done before they went to bed for the night? They would have had a drink of water.
What do we used to use to detect methane in mines? Birds. When the birds went to roost things may have been quiet. Some of the birds could have been
returning to the roost and it took them longer to get home. They would have been overshooting the roost and staggering to get there. That's how some
of the birds have been described behaving. One CNN reporter found a dying bird the next day as he got on scene.
If the flock discovered that there was something deadly happening within the group they would panic. Hence the midnight flight. They were trying to
escape the mass. The birds in Labarre Lousianna and in Kentucky were birds from the same flock fleeing the cause of the disorder.
This is logical and there is evidence to suggest a pattern of water contamination by the Oil & Gas Company. That's the common link. Water. The gas
company forces waste water deep underground which is know to cause earthquakes. The fish and birds need clean water to live. Both live in large groups
and therefore they are more noticable and were likely directly affected by the contamination. I'm sure there's other animals which may have died as a
result but they wouldn't be found in such large numbers. It's not like there's much bio diversity left. Drum is considered a lesser fish so there is
little demand and therefore they are plentifu and commonl. And starlings are so numerous they are considered pests. Of course there were other types
of blackbirds flocking together. That's what they do. Something make them sick and they scattered in panic. It wasn't hail or another weather event.
These birds were supposed to be roosting and the storms had passed. It wasn't fireworks. Otherwise this sort of thing would be happening all over the
place. Beebe Arkansas is not the only place with starlings and shoots off fireworks on New Year's Eve. Everything is connected.
It started with the earthquakes that began in September. New Year's Eve there was the largest yet. Later that day a severe storm blew through and
dumped rain. In the aftermath we find dead fish and dead birds.
Check out my thread where I have more information.
The answer is what's most probable. And what's most probable is what's happened in our recorded history. And what's recorded in our history is that
oil companies kill lots of birds and fish.
I'm right. It was contamination of the aquifer. Either methane or carbon dioxide was released when there was a rupture. The gases migrated as a result
of salt-water disposal and/or the fracking of the shale.
Methane getting into the aquifer is not science fiction. It's fact.
One last edit. I wanted to also say that it is scienfic fact that gas clouds have killed in the past. Bison have died in Yellowstone when CO2 condense
in a valley where they were sleeping for the night. A warm air mass trapped cooler air below. Also there is Lake Nyos where a rupture under a crater
lake released CO2 gas in 1986. It killed many people in the area as the gas crept down the old volcano and into the valley.
Birds would be vulnerable to gas coming off the water.

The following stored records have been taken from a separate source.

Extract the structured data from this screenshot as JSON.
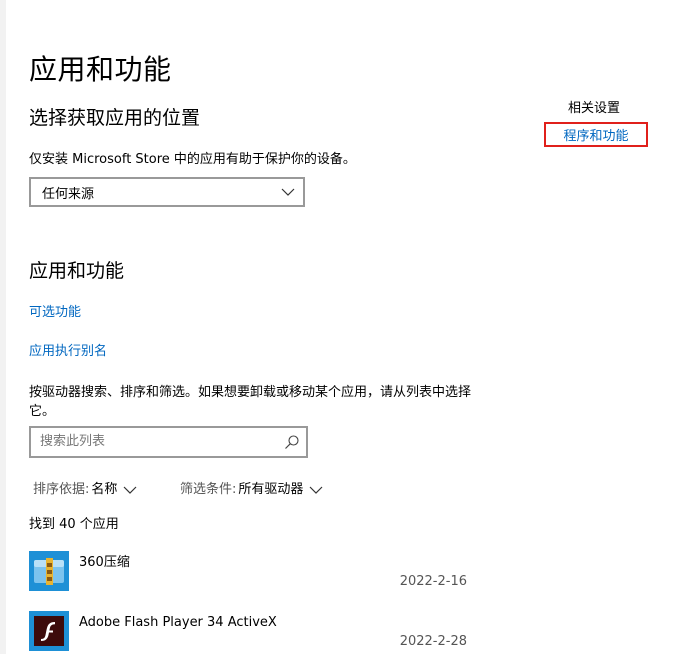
{
  "page": {
    "title": "应用和功能"
  },
  "install_location": {
    "heading": "选择获取应用的位置",
    "description": "仅安装 Microsoft Store 中的应用有助于保护你的设备。",
    "dropdown_value": "任何来源"
  },
  "related_settings": {
    "heading": "相关设置",
    "link": "程序和功能",
    "highlight_color": "#e0201b"
  },
  "apps_features": {
    "heading": "应用和功能",
    "optional_features_link": "可选功能",
    "app_alias_link": "应用执行别名",
    "description": "按驱动器搜索、排序和筛选。如果想要卸载或移动某个应用，请从列表中选择它。",
    "search_placeholder": "搜索此列表",
    "sort_label": "排序依据:",
    "sort_value": "名称",
    "filter_label": "筛选条件:",
    "filter_value": "所有驱动器",
    "count_text": "找到 40 个应用"
  },
  "apps": [
    {
      "name": "360压缩",
      "date": "2022-2-16",
      "icon": "360zip-icon"
    },
    {
      "name": "Adobe Flash Player 34 ActiveX",
      "date": "2022-2-28",
      "icon": "flash-icon"
    }
  ],
  "colors": {
    "link": "#0067c0",
    "text": "#000000",
    "secondary_text": "#555555",
    "border": "#999999"
  }
}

The birds breast were damaged. Probably damaged as they struggled for breath and as they
fluttered madly in a convulsion.
Also, all these event took place ontop of the Fayetteville Shale Play Formation. It's a band of natural gas deposits that are drilled and gas is
extracted using water in the fracking process. There is drilling in the areas of the fish kills and drilling near Beebe where the bird kills occured.
There is also a Fracking Reclaimation Company that recylces the chemicals used in the drilling process in the area. Residents in nearby towns have
voiced objections to an expansion and complained about the gases and odors given off by the plant.
I wish someone would post a map showing the locations, along with gas drilling and the swarm and the Fayetteville Shale Formation. It's fairly obvious
when you see it on a map and the relationships involved.
edit on 4-1-2011 by Robin Marks because: (no reason given)
edit on 4-1-2011 by Robin Marks because: (no reason given)